Foundations in the U.S. give billions of dollars annually. They tackle problems that affect hundreds of millions of people in profound ways. What evaluators do to support that work at every level and in every phase is critically important. And it is our responsibility to continuously improve in order to do that as best we can.
So okay, sticky notes, let’s make up. We live to facilitate another day.
 The Myers & Briggs Foundation. Downloaded on March 4, 2016 from: http://www.myersbriggs.org/my-mbti-personality-type/my-mbti-results/how-frequent-is-my-type.htm
 Hall, P. D. (2004). A historical perspective on evaluation in foundations. In M. T. Braverman, N. A. Constantine, & J. K. Slater (Eds.), Foundations and evaluation (pp. 27–50). San Francisco: Jossey-Bass.

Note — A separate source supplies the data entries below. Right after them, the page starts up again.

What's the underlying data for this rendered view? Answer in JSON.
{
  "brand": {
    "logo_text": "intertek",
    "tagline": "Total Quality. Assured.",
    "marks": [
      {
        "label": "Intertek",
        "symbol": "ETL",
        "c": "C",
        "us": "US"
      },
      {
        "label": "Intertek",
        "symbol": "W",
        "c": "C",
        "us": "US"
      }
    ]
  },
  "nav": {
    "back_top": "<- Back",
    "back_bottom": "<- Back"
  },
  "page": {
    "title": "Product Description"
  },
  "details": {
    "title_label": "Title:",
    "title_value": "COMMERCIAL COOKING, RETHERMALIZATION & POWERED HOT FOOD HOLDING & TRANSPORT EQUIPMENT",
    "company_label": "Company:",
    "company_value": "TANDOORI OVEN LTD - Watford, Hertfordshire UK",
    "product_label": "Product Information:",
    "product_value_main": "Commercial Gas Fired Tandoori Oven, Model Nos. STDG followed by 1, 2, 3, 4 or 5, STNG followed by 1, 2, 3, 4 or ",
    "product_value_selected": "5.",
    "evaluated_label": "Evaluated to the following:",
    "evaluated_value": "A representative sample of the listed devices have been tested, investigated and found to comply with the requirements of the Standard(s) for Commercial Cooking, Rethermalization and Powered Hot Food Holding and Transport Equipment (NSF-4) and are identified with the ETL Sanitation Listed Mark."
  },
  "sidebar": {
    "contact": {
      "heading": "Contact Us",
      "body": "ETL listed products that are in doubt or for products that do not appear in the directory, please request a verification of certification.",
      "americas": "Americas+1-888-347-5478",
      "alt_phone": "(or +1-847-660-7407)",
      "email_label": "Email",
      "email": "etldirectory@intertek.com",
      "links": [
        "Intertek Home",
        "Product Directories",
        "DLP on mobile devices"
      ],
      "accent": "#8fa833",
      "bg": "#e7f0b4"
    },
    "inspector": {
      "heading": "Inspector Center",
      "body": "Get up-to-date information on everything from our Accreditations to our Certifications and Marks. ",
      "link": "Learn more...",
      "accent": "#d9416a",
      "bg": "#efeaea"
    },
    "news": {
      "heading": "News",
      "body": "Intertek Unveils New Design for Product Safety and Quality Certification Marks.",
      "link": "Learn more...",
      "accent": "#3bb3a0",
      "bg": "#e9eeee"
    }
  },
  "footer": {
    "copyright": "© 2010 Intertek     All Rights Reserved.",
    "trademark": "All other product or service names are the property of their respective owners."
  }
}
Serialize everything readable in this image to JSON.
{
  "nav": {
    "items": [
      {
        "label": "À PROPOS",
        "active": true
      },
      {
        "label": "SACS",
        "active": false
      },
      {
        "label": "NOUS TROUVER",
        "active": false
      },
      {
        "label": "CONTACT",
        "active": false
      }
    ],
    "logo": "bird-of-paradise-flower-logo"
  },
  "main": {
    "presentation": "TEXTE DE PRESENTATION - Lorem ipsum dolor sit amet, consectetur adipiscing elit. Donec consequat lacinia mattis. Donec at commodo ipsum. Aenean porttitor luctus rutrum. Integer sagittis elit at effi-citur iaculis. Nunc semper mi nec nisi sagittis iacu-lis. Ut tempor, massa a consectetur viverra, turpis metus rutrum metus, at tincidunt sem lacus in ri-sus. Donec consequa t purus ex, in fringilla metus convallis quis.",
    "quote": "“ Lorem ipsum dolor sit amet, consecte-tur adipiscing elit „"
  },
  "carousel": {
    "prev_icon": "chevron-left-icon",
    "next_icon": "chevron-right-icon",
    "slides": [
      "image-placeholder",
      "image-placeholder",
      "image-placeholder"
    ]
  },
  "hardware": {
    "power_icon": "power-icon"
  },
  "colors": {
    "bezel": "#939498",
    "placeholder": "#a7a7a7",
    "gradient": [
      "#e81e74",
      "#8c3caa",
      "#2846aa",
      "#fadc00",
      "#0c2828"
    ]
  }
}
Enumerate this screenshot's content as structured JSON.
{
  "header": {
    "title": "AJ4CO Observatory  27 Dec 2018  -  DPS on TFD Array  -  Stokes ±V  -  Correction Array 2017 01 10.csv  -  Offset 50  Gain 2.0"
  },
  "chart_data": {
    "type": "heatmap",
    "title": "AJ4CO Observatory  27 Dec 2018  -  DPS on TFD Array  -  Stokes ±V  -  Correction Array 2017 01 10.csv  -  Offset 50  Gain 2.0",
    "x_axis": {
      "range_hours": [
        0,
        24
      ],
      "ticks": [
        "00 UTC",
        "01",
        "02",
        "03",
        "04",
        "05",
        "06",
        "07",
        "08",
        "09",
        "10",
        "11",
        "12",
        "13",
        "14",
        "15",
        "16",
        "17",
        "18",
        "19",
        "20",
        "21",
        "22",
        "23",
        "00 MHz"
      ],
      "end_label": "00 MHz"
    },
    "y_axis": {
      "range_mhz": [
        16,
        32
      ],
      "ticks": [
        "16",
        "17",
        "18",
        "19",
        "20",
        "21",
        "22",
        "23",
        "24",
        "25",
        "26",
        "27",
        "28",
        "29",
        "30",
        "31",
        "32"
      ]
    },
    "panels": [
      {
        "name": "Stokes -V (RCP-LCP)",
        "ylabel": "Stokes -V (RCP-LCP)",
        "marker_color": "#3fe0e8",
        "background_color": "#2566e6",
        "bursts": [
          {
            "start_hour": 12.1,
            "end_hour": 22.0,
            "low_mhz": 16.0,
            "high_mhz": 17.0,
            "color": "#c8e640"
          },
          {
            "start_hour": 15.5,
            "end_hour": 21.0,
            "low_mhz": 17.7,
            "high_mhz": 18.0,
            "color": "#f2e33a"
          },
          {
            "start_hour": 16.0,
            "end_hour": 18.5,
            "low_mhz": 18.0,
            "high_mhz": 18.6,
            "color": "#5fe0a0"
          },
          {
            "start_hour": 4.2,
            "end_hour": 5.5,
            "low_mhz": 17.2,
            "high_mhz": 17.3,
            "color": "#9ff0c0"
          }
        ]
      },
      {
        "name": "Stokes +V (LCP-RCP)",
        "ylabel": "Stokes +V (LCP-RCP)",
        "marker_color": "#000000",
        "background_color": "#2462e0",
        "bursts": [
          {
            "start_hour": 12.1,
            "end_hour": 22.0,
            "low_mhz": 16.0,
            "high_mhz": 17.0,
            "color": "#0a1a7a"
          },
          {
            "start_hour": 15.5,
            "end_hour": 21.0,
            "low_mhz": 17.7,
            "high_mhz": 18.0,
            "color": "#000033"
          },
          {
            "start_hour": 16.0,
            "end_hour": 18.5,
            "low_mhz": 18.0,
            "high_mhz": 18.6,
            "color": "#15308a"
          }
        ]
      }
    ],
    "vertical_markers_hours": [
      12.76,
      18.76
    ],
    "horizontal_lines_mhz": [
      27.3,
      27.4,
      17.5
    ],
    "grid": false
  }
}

 Connell, J., Kubisch, A. Schorr, L., & Weiss, C. (Eds.). (1995). New approaches to evaluating community initiatives: Concepts, methods, and contexts. Washington, DC: Aspen Institute.
 Brest, P., & Harvey, H. (2008). Money well spent: A strategic plan for smart philanthropy. New York: Bloomberg Press.
 Patton, M. Q., & Patrizi, P. A. (2010). Strategy as the focus for evaluation. In P. A. Patrizi & M. Q. Patton (Eds.), Evaluating strategy: New directions for evaluation, No. 128, (pp. 5–28). San Francisco: Jossey-Bass.
 Karel, F. (2000). Getting the word out: A foundation memoir and personal journey. In S. L. Isaccs & J. R. Knickman (Eds.), To improve health and health care 2001: The Robert Wood Johnson Foundation anthology. Princeton, NJ: The Robert Wood Johnson Foundation.
 Kania, J., Kramer, M., & Russell, P. (2014). Strategic philanthropy for a complex world. Stanford Social Innovation Review (Summer), 26–37.
 Patton, M.Q. (2011). Developmental evaluation: Applying complexity concepts to enhance innovation and use. New York: Guilford Press.
 Patrizi, P., Thompson, E., Coffman, J., & Beer, T. (2013). Eyes wide open: Learning as strategy under conditions of complexity and uncertainty. Foundation Review, 5(3), 50–65.